Wednesday, August 27, 2008

Biden's Bard

Breaking News: "Poetry & Popular Culture" has just learned, from sources sorta close to the Biden campaign, that the vice-presidential nominee's favorite poem may well be Seamus Heaney's "The Cure at Troy" (Heaney's translation of "The Philoctetes" by Sophocles) and especially the lines in the third stanza below which Biden has repeatedly quoted:

Human beings suffer,
They torture one another,
They get hurt and get hard.
No poem or play or song
Can fully right a wrong
Inflicted and endured.

The innocent in gaols
Beat on their bars together.
A hunger-striker's father
Stands in the graveyard dumb.
The police widow in veils
Faints at the funeral home.

History says, don't hope
On this side of the grave.
But then, once in a lifetime
The longed-for tidal wave
Of justice can rise up,
And hope and history rhyme.

So hope for a great sea-change
On the far side of revenge.
Believe that further shore
Is reachable from here.
Believe in miracle
And cures and healing wells.

Call miracle self-healing:
The utter, self-revealing
Double-take of feeling.
If there's fire on the mountain
Or lightning and storm
And a god speaks from the sky

That means someone is hearing
The outcry and the birth-cry
Of new life at its term.

What's the appeal for Biden?
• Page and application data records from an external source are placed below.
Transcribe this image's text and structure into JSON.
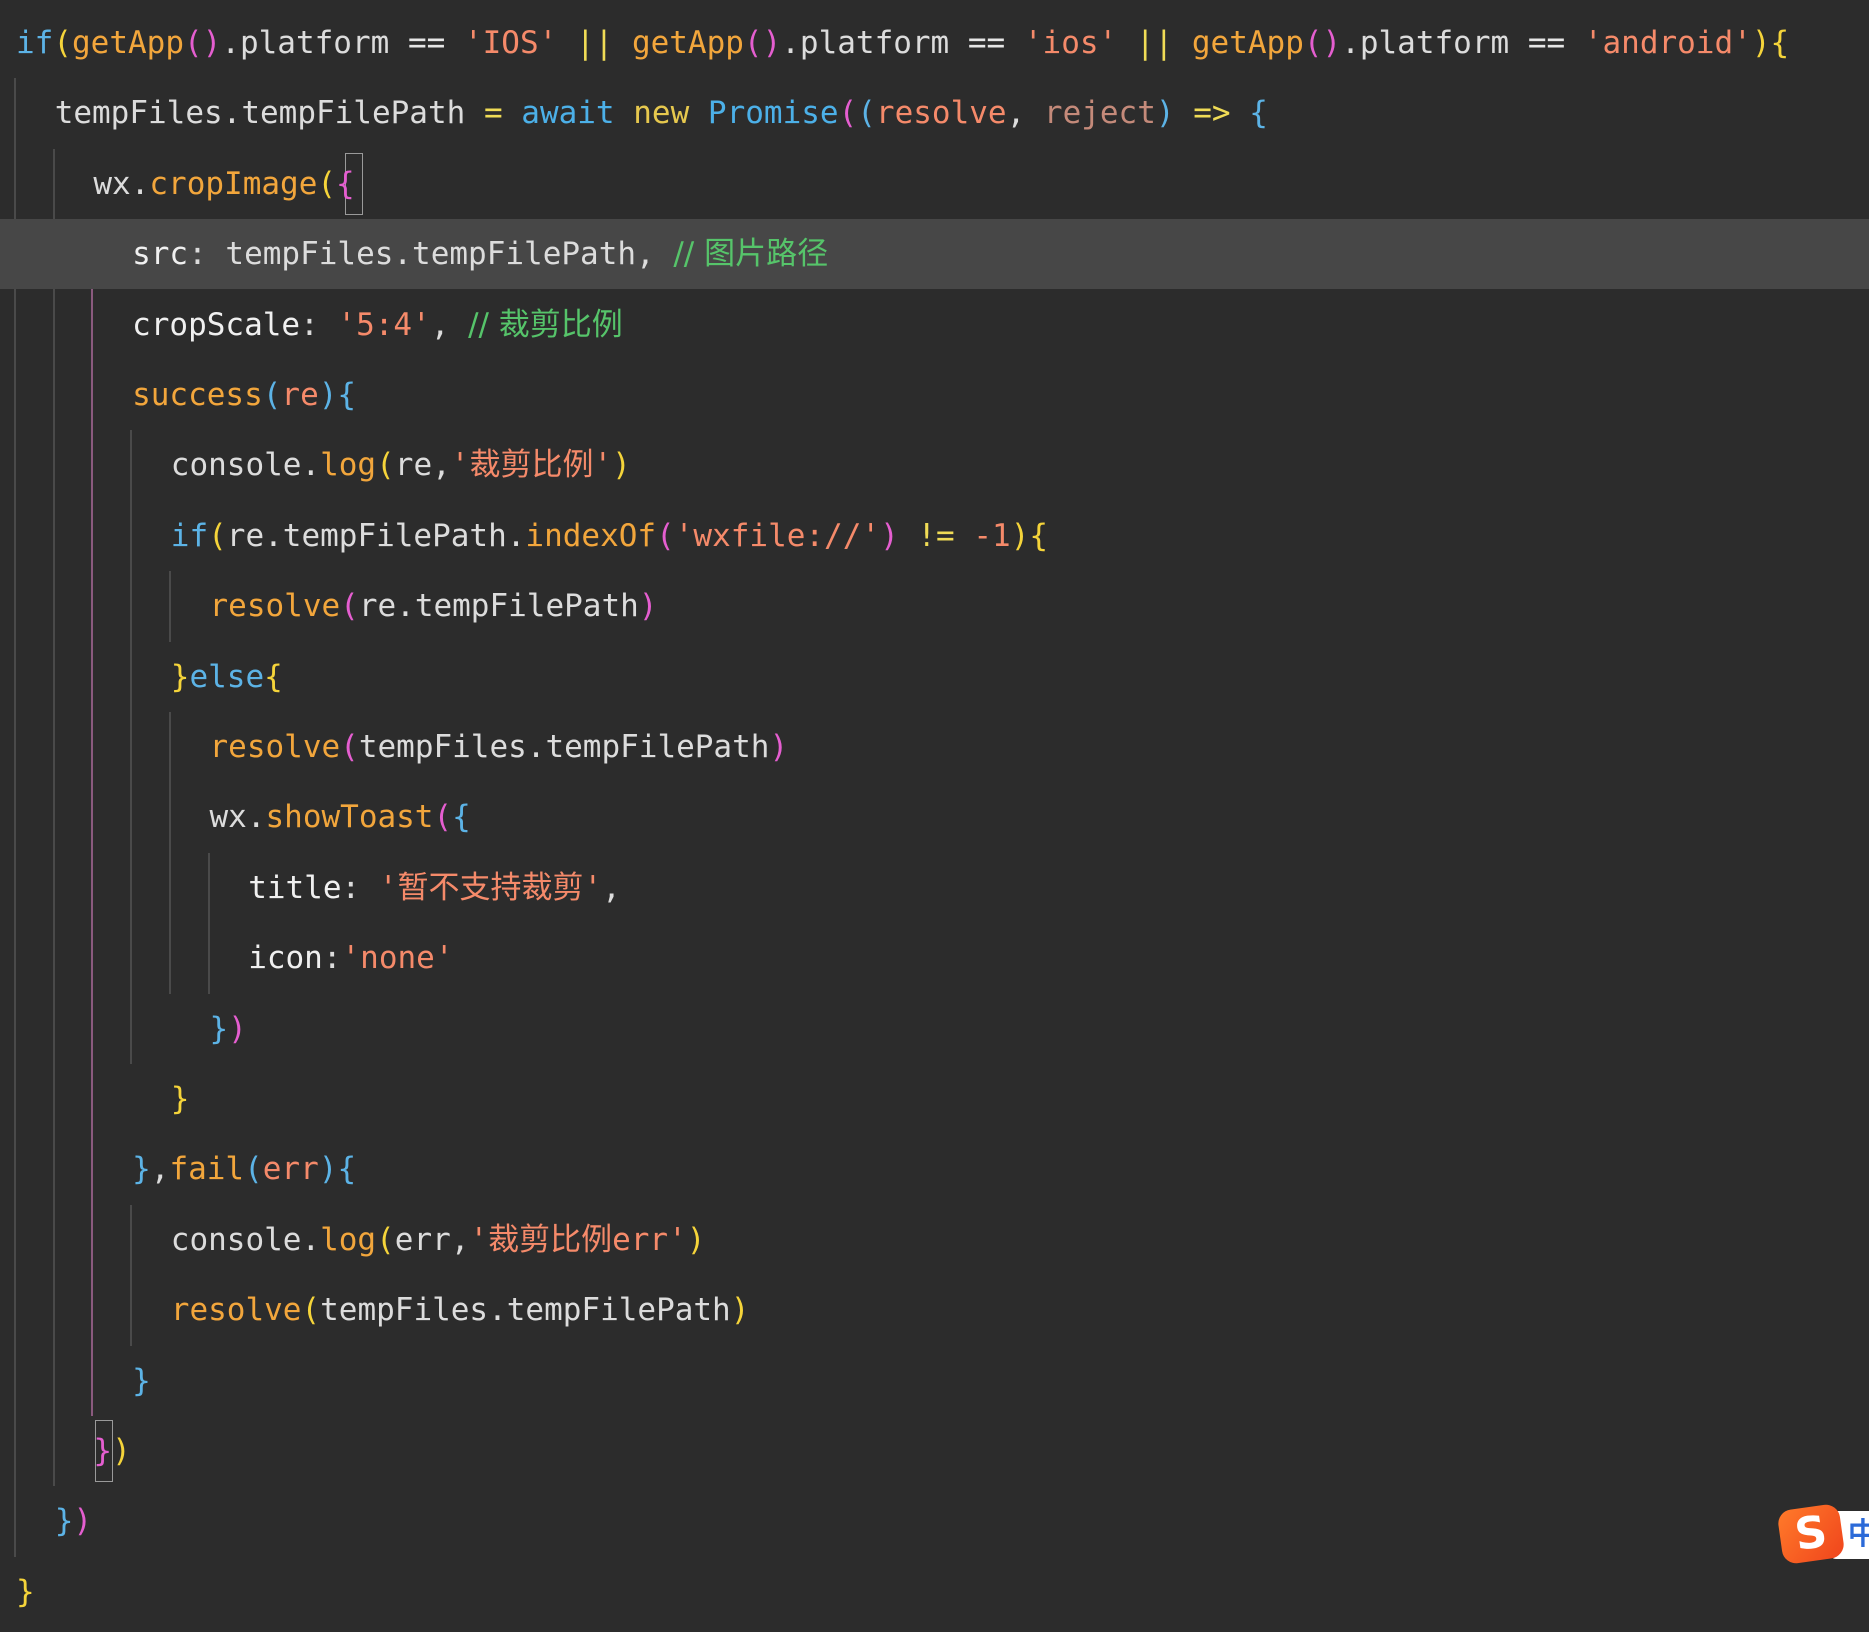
{
  "editor": {
    "lines": [
      {
        "tokens": [
          {
            "t": "if",
            "c": "kw"
          },
          {
            "t": "(",
            "c": "p1"
          },
          {
            "t": "getApp",
            "c": "fn"
          },
          {
            "t": "()",
            "c": "p2"
          },
          {
            "t": ".platform ",
            "c": "ident"
          },
          {
            "t": "== ",
            "c": "op"
          },
          {
            "t": "'IOS'",
            "c": "str"
          },
          {
            "t": " || ",
            "c": "opy"
          },
          {
            "t": "getApp",
            "c": "fn"
          },
          {
            "t": "()",
            "c": "p2"
          },
          {
            "t": ".platform ",
            "c": "ident"
          },
          {
            "t": "== ",
            "c": "op"
          },
          {
            "t": "'ios'",
            "c": "str"
          },
          {
            "t": " || ",
            "c": "opy"
          },
          {
            "t": "getApp",
            "c": "fn"
          },
          {
            "t": "()",
            "c": "p2"
          },
          {
            "t": ".platform ",
            "c": "ident"
          },
          {
            "t": "== ",
            "c": "op"
          },
          {
            "t": "'android'",
            "c": "str"
          },
          {
            "t": ")",
            "c": "p1"
          },
          {
            "t": "{",
            "c": "p1"
          }
        ]
      },
      {
        "tokens": [
          {
            "t": "tempFiles.tempFilePath ",
            "c": "ident"
          },
          {
            "t": "= ",
            "c": "opy"
          },
          {
            "t": "await ",
            "c": "fnb"
          },
          {
            "t": "new ",
            "c": "kw2"
          },
          {
            "t": "Promise",
            "c": "fnb"
          },
          {
            "t": "(",
            "c": "p2"
          },
          {
            "t": "(",
            "c": "p3"
          },
          {
            "t": "resolve",
            "c": "param"
          },
          {
            "t": ", ",
            "c": "ident"
          },
          {
            "t": "reject",
            "c": "param2"
          },
          {
            "t": ") ",
            "c": "p3"
          },
          {
            "t": "=> ",
            "c": "opy"
          },
          {
            "t": "{",
            "c": "p3"
          }
        ]
      },
      {
        "tokens": [
          {
            "t": "wx.",
            "c": "ident"
          },
          {
            "t": "cropImage",
            "c": "fn"
          },
          {
            "t": "(",
            "c": "p1"
          },
          {
            "t": "{",
            "c": "p2"
          }
        ]
      },
      {
        "tokens": [
          {
            "t": "src",
            "c": "prop"
          },
          {
            "t": ": ",
            "c": "ident"
          },
          {
            "t": "tempFiles.tempFilePath",
            "c": "ident"
          },
          {
            "t": ", ",
            "c": "ident"
          },
          {
            "t": "// 图片路径",
            "c": "cmt"
          }
        ]
      },
      {
        "tokens": [
          {
            "t": "cropScale",
            "c": "prop"
          },
          {
            "t": ": ",
            "c": "ident"
          },
          {
            "t": "'5:4'",
            "c": "str"
          },
          {
            "t": ", ",
            "c": "ident"
          },
          {
            "t": "// 裁剪比例",
            "c": "cmt"
          }
        ]
      },
      {
        "tokens": [
          {
            "t": "success",
            "c": "fn"
          },
          {
            "t": "(",
            "c": "p3"
          },
          {
            "t": "re",
            "c": "param"
          },
          {
            "t": ")",
            "c": "p3"
          },
          {
            "t": "{",
            "c": "p3"
          }
        ]
      },
      {
        "tokens": [
          {
            "t": "console.",
            "c": "ident"
          },
          {
            "t": "log",
            "c": "fn"
          },
          {
            "t": "(",
            "c": "p1"
          },
          {
            "t": "re,",
            "c": "ident"
          },
          {
            "t": "'裁剪比例'",
            "c": "str"
          },
          {
            "t": ")",
            "c": "p1"
          }
        ]
      },
      {
        "tokens": [
          {
            "t": "if",
            "c": "kw"
          },
          {
            "t": "(",
            "c": "p1"
          },
          {
            "t": "re.tempFilePath.",
            "c": "ident"
          },
          {
            "t": "indexOf",
            "c": "fn"
          },
          {
            "t": "(",
            "c": "p2"
          },
          {
            "t": "'wxfile://'",
            "c": "str"
          },
          {
            "t": ") ",
            "c": "p2"
          },
          {
            "t": "!= ",
            "c": "opy"
          },
          {
            "t": "-1",
            "c": "num"
          },
          {
            "t": ")",
            "c": "p1"
          },
          {
            "t": "{",
            "c": "p1"
          }
        ]
      },
      {
        "tokens": [
          {
            "t": "resolve",
            "c": "fn"
          },
          {
            "t": "(",
            "c": "p2"
          },
          {
            "t": "re.tempFilePath",
            "c": "ident"
          },
          {
            "t": ")",
            "c": "p2"
          }
        ]
      },
      {
        "tokens": [
          {
            "t": "}",
            "c": "p1"
          },
          {
            "t": "else",
            "c": "kw"
          },
          {
            "t": "{",
            "c": "p1"
          }
        ]
      },
      {
        "tokens": [
          {
            "t": "resolve",
            "c": "fn"
          },
          {
            "t": "(",
            "c": "p2"
          },
          {
            "t": "tempFiles.tempFilePath",
            "c": "ident"
          },
          {
            "t": ")",
            "c": "p2"
          }
        ]
      },
      {
        "tokens": [
          {
            "t": "wx.",
            "c": "ident"
          },
          {
            "t": "showToast",
            "c": "fn"
          },
          {
            "t": "(",
            "c": "p2"
          },
          {
            "t": "{",
            "c": "p3"
          }
        ]
      },
      {
        "tokens": [
          {
            "t": "title",
            "c": "prop"
          },
          {
            "t": ": ",
            "c": "ident"
          },
          {
            "t": "'暂不支持裁剪'",
            "c": "str"
          },
          {
            "t": ",",
            "c": "ident"
          }
        ]
      },
      {
        "tokens": [
          {
            "t": "icon",
            "c": "prop"
          },
          {
            "t": ":",
            "c": "ident"
          },
          {
            "t": "'none'",
            "c": "str"
          }
        ]
      },
      {
        "tokens": [
          {
            "t": "}",
            "c": "p3"
          },
          {
            "t": ")",
            "c": "p2"
          }
        ]
      },
      {
        "tokens": [
          {
            "t": "}",
            "c": "p1"
          }
        ]
      },
      {
        "tokens": [
          {
            "t": "}",
            "c": "p3"
          },
          {
            "t": ",",
            "c": "ident"
          },
          {
            "t": "fail",
            "c": "fn"
          },
          {
            "t": "(",
            "c": "p3"
          },
          {
            "t": "err",
            "c": "param"
          },
          {
            "t": ")",
            "c": "p3"
          },
          {
            "t": "{",
            "c": "p3"
          }
        ]
      },
      {
        "tokens": [
          {
            "t": "console.",
            "c": "ident"
          },
          {
            "t": "log",
            "c": "fn"
          },
          {
            "t": "(",
            "c": "p1"
          },
          {
            "t": "err,",
            "c": "ident"
          },
          {
            "t": "'裁剪比例err'",
            "c": "str"
          },
          {
            "t": ")",
            "c": "p1"
          }
        ]
      },
      {
        "tokens": [
          {
            "t": "resolve",
            "c": "fn"
          },
          {
            "t": "(",
            "c": "p1"
          },
          {
            "t": "tempFiles.tempFilePath",
            "c": "ident"
          },
          {
            "t": ")",
            "c": "p1"
          }
        ]
      },
      {
        "tokens": [
          {
            "t": "}",
            "c": "p3"
          }
        ]
      },
      {
        "tokens": [
          {
            "t": "}",
            "c": "p2"
          },
          {
            "t": ")",
            "c": "p1"
          }
        ]
      },
      {
        "tokens": [
          {
            "t": "}",
            "c": "p3"
          },
          {
            "t": ")",
            "c": "p2"
          }
        ]
      },
      {
        "tokens": [
          {
            "t": "}",
            "c": "p1"
          }
        ]
      }
    ],
    "current_line": 3,
    "colors": {
      "background": "#2c2c2c",
      "current_line": "#474747",
      "string": "#f58a6a",
      "function": "#f2a63c",
      "keyword": "#5cb3e6",
      "comment": "#56c46a"
    }
  },
  "ime": {
    "logo": "S",
    "mode": "中",
    "icon": "sogou-ime-icon"
  }
}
While "Poetry & Popular Culture" has been unable to reach Barack Obama's running mate himself, our source sorta close to Biden comments: "I think Heaney's poem taps into the growing sense of frustration that this country feels, knowing our past flirtations with rebelling against inept power. And I think this poem is appropriate for Joe and Barack because together they represent hope and history."

Go team.

It's interesting to note that while Biden attaches himself to Nobel Prize-winning Heaney, and while Obama was once friends with politcal poet and civil rights activist Frank Marshall Davis, John McCain's choice verse might well be William Ernest Henley's 1875 poem "Invictus." Indeed, writing for The New York Times on January 21, 2008, William Kristol reported that McCain had to memorize Henley's verse in school and still has it by heart. For Kristol, McCain's affinity for Victorian-era poetry suggests that McCain himself is "not thoroughly modern"—as if the Original Maverick's inability to use email and the internet weren't evidence enough. "John McCain," Kristol writes, "Is a not so modern man. One might call him a neo-Victorian—rigid, self-righteous and moralizing, but (or rather and) manly, courageous and principled." "Invictus" ends:

It matters not how straight the gate,
How charged with punishments the scroll,
I am the master of my fate:
I am the captain of my soul.

"Poetry & Popular Culture" now eagerly awaits McCain's choice of running mates. What shall his or her poetic preferences be?

1 comment:

VNTuongLai said...

You’re invited to view my video “Bat Khuat (Tap 4)” which features the song Bat Khuat that was inspired by the poem Invictus.